World Health Organisation officially classified video gaming as a mental health disorder in its list of modern diseases during the World Health Assembly in Geneva, Switzerland.

The move comes in less than a year after WHO added gaming addictions as a potential mental disorder in the 11th Revision of the International Classification of Diseases (ICD-11).

The WHO's ICD, a reference bible of recognised and diagnosable diseases, describes addiction to digital and video gaming as "a pattern of persistent or recurrent gaming behaviour" that becomes so extensive it "takes precedence over other life interests". 

"For gaming disorder to be diagnosed, the behaviour pattern must be of sufficient severity to result in significant impairment in personal, family, social, educational, occupational or other important areas of functioning and would normally have been evident for at least 12 months," WHO said in a statement.

The decision regarding the inclusion of gaming disorder in ICD-11 was based on reviews of available evidence that reflects "a consensus of experts from different disciplines and geographical regions that were involved in the process of technical consultations undertaken by WHO in the process of ICD-11 development," WHO said.

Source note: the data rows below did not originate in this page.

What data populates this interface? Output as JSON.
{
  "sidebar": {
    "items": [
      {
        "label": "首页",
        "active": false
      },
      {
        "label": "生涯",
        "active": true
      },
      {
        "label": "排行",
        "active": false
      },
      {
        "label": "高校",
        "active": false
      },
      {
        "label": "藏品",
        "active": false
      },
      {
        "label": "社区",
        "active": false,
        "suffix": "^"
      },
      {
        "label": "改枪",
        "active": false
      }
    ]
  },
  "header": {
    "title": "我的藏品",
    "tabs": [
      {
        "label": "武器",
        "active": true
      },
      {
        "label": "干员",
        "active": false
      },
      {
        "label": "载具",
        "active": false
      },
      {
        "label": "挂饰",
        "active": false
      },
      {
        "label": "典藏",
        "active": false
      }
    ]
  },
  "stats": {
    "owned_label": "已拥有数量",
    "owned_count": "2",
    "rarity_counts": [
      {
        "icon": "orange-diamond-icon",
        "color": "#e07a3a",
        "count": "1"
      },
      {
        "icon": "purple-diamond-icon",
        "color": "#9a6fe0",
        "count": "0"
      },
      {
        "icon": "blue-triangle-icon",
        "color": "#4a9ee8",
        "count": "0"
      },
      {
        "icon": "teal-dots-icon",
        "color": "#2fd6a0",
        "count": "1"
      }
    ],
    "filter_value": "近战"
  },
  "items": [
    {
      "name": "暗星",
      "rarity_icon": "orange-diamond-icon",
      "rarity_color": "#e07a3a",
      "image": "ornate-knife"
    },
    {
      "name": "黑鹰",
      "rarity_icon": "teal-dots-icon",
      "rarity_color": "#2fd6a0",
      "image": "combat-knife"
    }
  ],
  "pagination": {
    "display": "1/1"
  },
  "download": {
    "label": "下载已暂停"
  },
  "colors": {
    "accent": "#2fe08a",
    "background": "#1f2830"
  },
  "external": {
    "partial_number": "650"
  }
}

The International Classification of Diseases (ICD), which has been updated over the past 10 years, now covers 55,000 injuries, diseases and causes of death. It forms a basis for the WHO and other experts to see and respond to trends in health.

The ICD is also used by health insurers whose reimbursements depend on ICD classifications.

This latest version - known as ICD-11 - is completely electronic for the first time, in an effort to make it more accessible to doctors and other health workers around the world.

The revision will come into effect on January 1, 2022.

(With inputs from agencies)